It’s a busy start on the design circuit with fairs & events raging left, right and centre. First there was IMM Cologne, Maison et Objet is literally just behind us, while Stockholm Furniture Fair is happening as we speak. But how to keep up with it all? Never fear, Yellowtrace is here! So let’s not beat around the bush – this post is dedicated to the best new gear unveiled at Maison&Objet design fair held in Paris, between 24th and 28th January 2014.

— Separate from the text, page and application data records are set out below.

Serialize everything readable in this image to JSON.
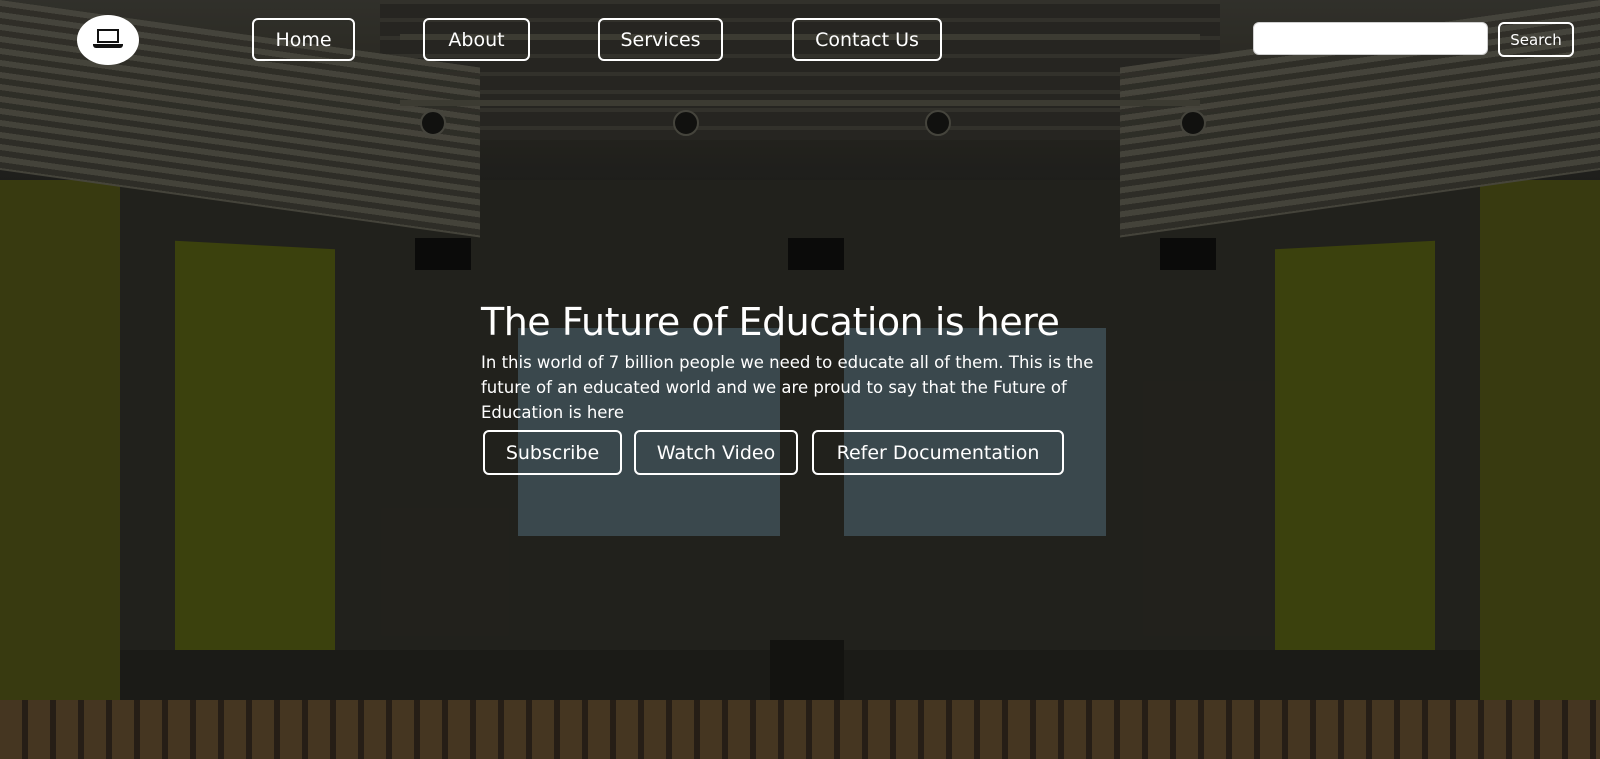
{
  "nav": {
    "logo_icon": "laptop-icon",
    "links": [
      {
        "label": "Home"
      },
      {
        "label": "About"
      },
      {
        "label": "Services"
      },
      {
        "label": "Contact Us"
      }
    ],
    "search": {
      "value": "",
      "placeholder": "",
      "button_label": "Search"
    }
  },
  "hero": {
    "title": "The Future of Education is here",
    "text": "In this world of 7 billion people we need to educate all of them. This is the future of an educated world and we are proud to say that the Future of Education is here",
    "buttons": [
      {
        "label": "Subscribe"
      },
      {
        "label": "Watch Video"
      },
      {
        "label": "Refer Documentation"
      }
    ]
  },
  "colors": {
    "button_border": "#ffffff",
    "text": "#ffffff",
    "overlay": "#000000"
  }
}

Hello possums! Welcome to the February 2014 edition of Yellowtrace Spotlight – the first one for the year. Boom! In this month’s news you can read about Dion Lee’s first stand alone concept store in Sydney by Akin Creative, Neometro’s Heritage Redevelopment in Fitzroy (VIC), Art Wall by Paul Smith for Maharam Digital Projects, new furniture by young designers STUDIOLAV and XYZ Integrated Architecture, The Edge Design Competition and Comic Book Launch by Matt Huynh.
David Derksen’s Oscillation Plates are decorated under the swing of a pendulum, activated first by a human, then taken over by gravity.
The first major show of the year on the busy annual design circuit, IMM Cologne 2014, is already behind us. The fair presented a whole range of products and trends that will help shape the furniture and interiors for the coming year. The German Design Council organized the 11th edition of the annual D3 Contest at IMM, which showcased the works of design students & up-and-coming talent. Unsurprisingly, this show was of particular interest to us.
Light Container by Spanish designer Martín Azúa is a floating light suspended inside a painted metal basket. “Light is immaterial, but at the same time lamps are also objects. In this case we treat light as something with weight and volume,” says Azúa.
Two Circles Chair by Kebei Li is an “aesthetic study of the contrast between a line and a surface”. Using only rectilinear and circular elements, Li created a highly rational, logical, and mathematical geometry. The designer chose a deep shade of navy to further “flatten” the appearance of the chair, giving the object an almost two-dimentional quality.